Perhaps those people who are puzzled by poetry are not really puzzled at all, but rather offended. They don’t want to slow down. They don’t want the apparent slightness of a poem compared to a Netflix series, a movie, or a book. They might be affronted by the gossamer lines asking for “weighty” consideration. They may resent having to work for pleasure in their leisure time.

Menand also intrigues when he notes: “One of Lerner’s chief examples of misplaced expectations for poetry is what he calls ‘nostalgia for a poetry that could supposedly reconcile the individual and the social, and so transform millions of individuals into an authentic People.’” We imagine a “back then” in which children routinely memorized and performed poems in school, or when people kept notion books of notable lines or whole poems.
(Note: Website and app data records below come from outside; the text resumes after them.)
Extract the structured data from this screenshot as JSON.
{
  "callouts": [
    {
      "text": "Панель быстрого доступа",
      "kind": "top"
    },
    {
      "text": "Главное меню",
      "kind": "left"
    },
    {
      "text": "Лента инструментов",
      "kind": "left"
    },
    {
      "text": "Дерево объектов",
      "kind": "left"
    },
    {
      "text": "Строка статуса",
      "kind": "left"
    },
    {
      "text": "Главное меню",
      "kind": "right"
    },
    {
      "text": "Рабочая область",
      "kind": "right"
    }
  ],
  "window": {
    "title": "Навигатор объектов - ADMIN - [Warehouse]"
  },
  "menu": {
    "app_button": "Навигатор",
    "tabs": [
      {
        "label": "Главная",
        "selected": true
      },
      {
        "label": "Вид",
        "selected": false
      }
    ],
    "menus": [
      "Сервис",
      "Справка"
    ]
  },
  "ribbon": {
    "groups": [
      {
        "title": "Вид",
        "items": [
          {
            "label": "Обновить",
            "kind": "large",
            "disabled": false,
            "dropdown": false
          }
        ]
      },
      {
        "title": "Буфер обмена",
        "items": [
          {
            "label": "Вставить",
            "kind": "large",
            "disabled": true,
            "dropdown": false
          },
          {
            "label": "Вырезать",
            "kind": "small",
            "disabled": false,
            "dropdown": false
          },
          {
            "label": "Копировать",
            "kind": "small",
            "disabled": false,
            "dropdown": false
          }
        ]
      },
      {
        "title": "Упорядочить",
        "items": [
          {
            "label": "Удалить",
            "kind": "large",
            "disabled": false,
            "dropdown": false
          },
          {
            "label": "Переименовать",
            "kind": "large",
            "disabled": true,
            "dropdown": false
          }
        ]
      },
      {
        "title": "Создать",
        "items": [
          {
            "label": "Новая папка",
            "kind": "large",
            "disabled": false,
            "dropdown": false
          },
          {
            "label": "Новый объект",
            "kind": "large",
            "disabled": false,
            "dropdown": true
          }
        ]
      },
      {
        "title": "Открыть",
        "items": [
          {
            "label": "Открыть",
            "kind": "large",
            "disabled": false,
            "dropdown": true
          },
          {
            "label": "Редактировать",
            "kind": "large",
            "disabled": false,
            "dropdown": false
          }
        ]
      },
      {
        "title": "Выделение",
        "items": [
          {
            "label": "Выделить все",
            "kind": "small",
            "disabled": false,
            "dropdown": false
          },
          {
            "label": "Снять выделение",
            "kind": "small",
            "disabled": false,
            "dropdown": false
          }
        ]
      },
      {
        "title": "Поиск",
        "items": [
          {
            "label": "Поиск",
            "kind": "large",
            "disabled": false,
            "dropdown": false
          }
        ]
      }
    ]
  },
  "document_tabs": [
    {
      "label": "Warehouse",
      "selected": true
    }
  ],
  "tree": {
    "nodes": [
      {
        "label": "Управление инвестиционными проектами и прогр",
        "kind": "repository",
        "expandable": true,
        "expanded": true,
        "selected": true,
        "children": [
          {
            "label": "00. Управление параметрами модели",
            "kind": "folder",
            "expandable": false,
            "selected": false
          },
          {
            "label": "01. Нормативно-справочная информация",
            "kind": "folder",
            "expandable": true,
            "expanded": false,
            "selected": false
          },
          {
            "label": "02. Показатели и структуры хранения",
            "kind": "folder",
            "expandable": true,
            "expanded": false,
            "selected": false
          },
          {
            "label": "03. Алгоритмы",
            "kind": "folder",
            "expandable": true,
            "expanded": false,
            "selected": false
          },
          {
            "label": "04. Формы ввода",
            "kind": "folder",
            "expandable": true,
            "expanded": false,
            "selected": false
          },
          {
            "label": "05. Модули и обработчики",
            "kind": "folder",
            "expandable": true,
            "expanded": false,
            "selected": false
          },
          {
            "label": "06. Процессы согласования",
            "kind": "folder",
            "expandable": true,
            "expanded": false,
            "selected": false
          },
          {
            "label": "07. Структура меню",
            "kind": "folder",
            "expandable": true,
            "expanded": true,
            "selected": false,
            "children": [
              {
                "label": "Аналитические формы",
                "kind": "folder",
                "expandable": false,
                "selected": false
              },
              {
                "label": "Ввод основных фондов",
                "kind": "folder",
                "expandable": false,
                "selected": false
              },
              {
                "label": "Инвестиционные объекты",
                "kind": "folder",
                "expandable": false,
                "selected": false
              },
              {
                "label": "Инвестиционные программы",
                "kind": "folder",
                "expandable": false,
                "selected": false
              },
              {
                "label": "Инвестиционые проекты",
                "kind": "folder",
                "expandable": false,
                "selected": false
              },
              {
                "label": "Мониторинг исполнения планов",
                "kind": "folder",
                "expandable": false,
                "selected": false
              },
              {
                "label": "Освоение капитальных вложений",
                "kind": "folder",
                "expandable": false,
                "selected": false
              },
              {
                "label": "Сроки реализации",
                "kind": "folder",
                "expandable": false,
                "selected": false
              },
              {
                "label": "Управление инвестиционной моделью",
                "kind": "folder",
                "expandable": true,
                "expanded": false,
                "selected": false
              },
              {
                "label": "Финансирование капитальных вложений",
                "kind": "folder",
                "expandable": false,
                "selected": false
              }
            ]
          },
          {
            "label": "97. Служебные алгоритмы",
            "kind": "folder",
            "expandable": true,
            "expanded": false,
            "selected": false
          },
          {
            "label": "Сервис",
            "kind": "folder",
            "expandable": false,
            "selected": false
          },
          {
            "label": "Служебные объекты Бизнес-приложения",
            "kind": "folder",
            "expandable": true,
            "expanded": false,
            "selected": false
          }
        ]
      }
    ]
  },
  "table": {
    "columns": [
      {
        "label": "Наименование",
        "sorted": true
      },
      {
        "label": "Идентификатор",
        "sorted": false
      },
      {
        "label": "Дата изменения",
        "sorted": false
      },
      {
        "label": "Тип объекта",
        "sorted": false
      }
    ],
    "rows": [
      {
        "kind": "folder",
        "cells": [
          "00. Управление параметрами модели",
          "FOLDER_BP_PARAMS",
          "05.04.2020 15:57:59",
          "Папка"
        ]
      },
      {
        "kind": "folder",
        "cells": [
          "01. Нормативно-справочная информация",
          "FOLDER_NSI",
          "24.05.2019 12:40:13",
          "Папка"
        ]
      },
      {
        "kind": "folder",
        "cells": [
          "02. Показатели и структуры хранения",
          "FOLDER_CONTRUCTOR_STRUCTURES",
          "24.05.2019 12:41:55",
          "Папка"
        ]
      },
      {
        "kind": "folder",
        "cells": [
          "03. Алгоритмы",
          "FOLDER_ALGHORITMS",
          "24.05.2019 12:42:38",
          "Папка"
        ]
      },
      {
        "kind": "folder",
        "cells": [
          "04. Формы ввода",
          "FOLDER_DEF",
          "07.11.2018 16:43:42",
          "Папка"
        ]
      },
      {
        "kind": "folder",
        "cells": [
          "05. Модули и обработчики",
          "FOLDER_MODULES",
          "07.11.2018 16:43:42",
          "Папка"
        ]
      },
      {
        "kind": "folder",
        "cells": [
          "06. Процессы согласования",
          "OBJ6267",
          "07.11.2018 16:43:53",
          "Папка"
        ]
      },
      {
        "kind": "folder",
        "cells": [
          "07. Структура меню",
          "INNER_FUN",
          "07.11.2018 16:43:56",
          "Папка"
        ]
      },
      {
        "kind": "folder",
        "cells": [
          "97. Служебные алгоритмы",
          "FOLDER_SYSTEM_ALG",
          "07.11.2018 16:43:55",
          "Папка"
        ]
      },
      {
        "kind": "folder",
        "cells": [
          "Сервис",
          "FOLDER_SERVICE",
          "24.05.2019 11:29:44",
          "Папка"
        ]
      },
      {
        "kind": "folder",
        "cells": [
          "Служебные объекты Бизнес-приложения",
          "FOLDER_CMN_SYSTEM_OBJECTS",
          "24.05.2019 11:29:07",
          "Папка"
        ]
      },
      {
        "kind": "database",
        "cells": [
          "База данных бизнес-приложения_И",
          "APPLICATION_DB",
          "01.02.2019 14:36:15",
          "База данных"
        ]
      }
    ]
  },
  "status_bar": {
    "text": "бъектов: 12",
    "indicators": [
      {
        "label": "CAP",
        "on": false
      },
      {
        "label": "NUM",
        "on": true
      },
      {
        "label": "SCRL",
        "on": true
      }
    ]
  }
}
We imagine the pool of poems smaller and thus shared and familiar. I wonder if we are romanticizing the past. Then, as now, only a fraction of extant poems are offered for such activities, usually the most accessible, the best-known, those with the most marked rhythm for ease of memorization, those most likely to carry the audience along. The rest, certainly the most daring or experimental, or those written by “margin-dwelling” writers didn’t find themselves “reconciling individuals into a People,” at best perhaps they brought together a group of friends/compatriots around a café table, or as now, rippled outward among a “friend group” on social media.

I take issue with Zapruder’s lines: “We find genuine questions everywhere in poetry because they direct the lines away from certainty and stasis. In the best poems, often the poet does not know the answer.” A poetry critic always runs the risk of elevating personal preferences to principles. For example: “I prefer ambiguity; thus, the greater the degree of ambiguity, the better the poem.” Many poems that I love examine recognizable themes in language that invites the reader in (see, I am doing it too: elevating my preference to an aesthetic ruler). These poems take the reader to what could be called a “conclusion.” The final line “makes sense.” The poet—gasp!—perhaps even knows where they are going and how they wanted to arrive there. This doesn’t render the poem “static.” We know any given wave will advance over the shore and retreat, but never the same way. Its movement isn’t ambiguous and enigmatic, only variable.

Without being churlish, I confess that I like the final two lines of Menand’s essay best: “I understand that the reason people write poems is the reason people write. They have something to say.” This, indeed, sums up the impulse. I see, read, hear, feel something, and it sparks a desire to respond. It opens the door to the room set apart, that strange room of the mind that is bigger than the whole world, that exists outside of time, unbound by it. The saying of the thing created there is pure pleasure, independent of whether it is read, understood, appreciated, or remunerated. The act of transmuting lived experience or thought into language is all-absorbing.

I would like to end by quoting Menand: “You read this piece…maybe it will change your life. If it does, the change will be very, very tiny, but most change comes in increments. Don’t expect too much out of any one thing. For although the world is hard, words matter. Rock beats scissors. It may take a while, but paper beats rock. At least we hope so.” Our brains are restless tools. Poetry, the making and reading of it, gives this tool its perfect exposition. It is the sought-after perpetuum mobile, the inexhaustible process.